Later in the morning: After traipsing through fields of long grass (check for ticks tonight!), I found the path I’d been searching for through the woods on the Emery House grounds. I’m now in front of the iron statue of Jesus on the Cross, which has been here I don’t know how many years …
Jesus hangs in shadow
Weather spots across bronze chest,
Legs looking splattered with dry mud.
In shadow, Jesus melts into
The pine tree overlooking the river.
Dead limbs surround him.
Needles grow abundantly,
As if a crucifixion
Could create new life.
Later: For the last two days, the weather has been the hottest it’s been this year. Tonight, however, at Compline …
Through chapel windows
Layers of smudge-colored clouds.
Chilly winds whip trees
Distant thunder, rain splatters,
Candles flicker but don’t fail.
6/3: After two days of tee-shirts & shorts, I walked through Maudslay this morning in fleece & long pants. The flowers look bedraggled by last night’s storms. Found a charming dam I’d never been to.
Have been trying to avoid the phone, but noticed on my walk I’d a missed message, & back at the hermitage, I gave in. From Dick B—, friend & member of our Men’s Group, telling me that his wife Anne, had died in his arms at their camp.
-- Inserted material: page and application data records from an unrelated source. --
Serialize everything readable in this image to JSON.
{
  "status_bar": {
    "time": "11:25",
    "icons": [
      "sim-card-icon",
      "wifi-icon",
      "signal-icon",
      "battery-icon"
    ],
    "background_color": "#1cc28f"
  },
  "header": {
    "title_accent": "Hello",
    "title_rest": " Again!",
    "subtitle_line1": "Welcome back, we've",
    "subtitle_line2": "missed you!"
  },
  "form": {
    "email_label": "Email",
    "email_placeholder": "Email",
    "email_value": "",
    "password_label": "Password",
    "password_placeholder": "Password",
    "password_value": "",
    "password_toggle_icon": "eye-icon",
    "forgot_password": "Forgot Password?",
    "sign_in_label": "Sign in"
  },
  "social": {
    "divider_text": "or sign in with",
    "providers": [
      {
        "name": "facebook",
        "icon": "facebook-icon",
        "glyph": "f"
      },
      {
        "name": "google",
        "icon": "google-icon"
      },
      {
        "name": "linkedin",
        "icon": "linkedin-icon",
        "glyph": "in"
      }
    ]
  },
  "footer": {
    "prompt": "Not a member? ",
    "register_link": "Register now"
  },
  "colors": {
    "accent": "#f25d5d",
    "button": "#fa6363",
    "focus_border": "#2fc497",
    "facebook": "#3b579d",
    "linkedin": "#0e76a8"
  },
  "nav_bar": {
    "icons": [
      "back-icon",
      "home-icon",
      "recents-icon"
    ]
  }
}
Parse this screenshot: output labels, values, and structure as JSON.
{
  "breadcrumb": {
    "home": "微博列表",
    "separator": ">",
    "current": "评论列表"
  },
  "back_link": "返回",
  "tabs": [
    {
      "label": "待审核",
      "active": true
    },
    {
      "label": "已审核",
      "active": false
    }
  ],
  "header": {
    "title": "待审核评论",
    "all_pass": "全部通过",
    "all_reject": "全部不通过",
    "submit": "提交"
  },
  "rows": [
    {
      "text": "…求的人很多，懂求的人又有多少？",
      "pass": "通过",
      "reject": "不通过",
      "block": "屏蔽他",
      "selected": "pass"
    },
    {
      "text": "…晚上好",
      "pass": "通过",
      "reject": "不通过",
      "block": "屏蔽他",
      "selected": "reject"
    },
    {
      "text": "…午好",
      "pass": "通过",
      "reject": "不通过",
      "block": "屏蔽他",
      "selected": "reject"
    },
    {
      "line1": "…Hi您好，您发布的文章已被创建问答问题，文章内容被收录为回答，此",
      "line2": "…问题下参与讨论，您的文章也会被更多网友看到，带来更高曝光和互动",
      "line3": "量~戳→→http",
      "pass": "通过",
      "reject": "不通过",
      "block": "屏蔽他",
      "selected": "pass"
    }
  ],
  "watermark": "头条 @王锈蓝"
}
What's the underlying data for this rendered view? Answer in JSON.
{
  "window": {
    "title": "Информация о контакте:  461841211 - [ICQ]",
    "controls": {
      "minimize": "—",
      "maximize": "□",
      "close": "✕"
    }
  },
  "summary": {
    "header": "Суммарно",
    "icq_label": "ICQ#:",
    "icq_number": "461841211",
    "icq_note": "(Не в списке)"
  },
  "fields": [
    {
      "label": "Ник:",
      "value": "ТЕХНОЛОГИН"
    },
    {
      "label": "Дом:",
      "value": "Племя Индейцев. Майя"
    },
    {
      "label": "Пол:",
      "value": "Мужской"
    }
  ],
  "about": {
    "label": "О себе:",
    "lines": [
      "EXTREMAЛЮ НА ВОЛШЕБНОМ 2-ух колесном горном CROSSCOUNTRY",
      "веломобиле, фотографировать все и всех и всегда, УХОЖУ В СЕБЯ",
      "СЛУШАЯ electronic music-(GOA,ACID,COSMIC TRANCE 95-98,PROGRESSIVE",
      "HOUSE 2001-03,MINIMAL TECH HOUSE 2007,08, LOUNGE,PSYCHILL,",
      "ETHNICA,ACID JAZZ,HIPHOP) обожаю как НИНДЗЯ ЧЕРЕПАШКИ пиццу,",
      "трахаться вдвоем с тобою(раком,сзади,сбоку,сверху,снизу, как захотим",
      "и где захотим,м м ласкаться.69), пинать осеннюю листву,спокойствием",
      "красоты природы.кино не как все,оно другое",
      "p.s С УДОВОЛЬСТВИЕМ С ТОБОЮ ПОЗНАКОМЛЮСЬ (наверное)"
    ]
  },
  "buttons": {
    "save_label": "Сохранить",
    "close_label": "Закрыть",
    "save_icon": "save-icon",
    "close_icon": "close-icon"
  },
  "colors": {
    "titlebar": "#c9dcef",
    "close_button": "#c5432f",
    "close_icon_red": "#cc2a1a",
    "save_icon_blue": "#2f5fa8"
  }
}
Both Dick and Anne are in their 90s. Anne & I did lay pastoral visiting together. “She died peacefully,” Dick said. “After bidding one heart at Bridge.”
In life & death
O Thou, who remains a mystery
Abide with me,
Thou to whom I keep returning
In sorrow & joy, in sickness & health
In life & death.
Even as I remain ignorant,
Blind, deaf, & dumb, grasping for guidance,
Abide with me.
In the woods or the fields,
In 80° or 40, sun or rain,
In life & death,
No matter how much longer the road may be
No matter what, if anything lies at the end,
Abide with me.
From the sun’s rising to enveloping darkness,
Thou whom I do not know, but whose I am
In life & death,
Abide with me.
6/4: Have returned from Sunday Eucharist, walking to our hermitages past a large snapping turtle, plodding along beneath two flowering dogwood trees. Beautiful in an ugly, primordial way, the turtle almost took ML’s hand off when she put her hand on its shell.
Now, with cup of tea before I start to clean up for the next retreatant, I reflect that 30 years ago, when I was in Hermitage 4, next door, I was obsessed with my daughter’s death. Now, I view the world through the lens of my own death. Which, as I finish On the Brink, may not be a bad thing: “… Saint Benedict,” writes Parker Palmer, “said, ‘Daily keep your death before your eyes.’ If you hold a healthy awareness of your own mortality, your eyes will be opened to the glory and grandeur of life.”
Palmer also writes, “I can’t think of a sadder way to die than with the knowledge that I never showed up in this world as who I really am.”
So, I leave Emery House, recommitting myself to keeping my eyes open, and showing up as I really am. Hoping, like my friend Anne, to leave this life having bid my one heart.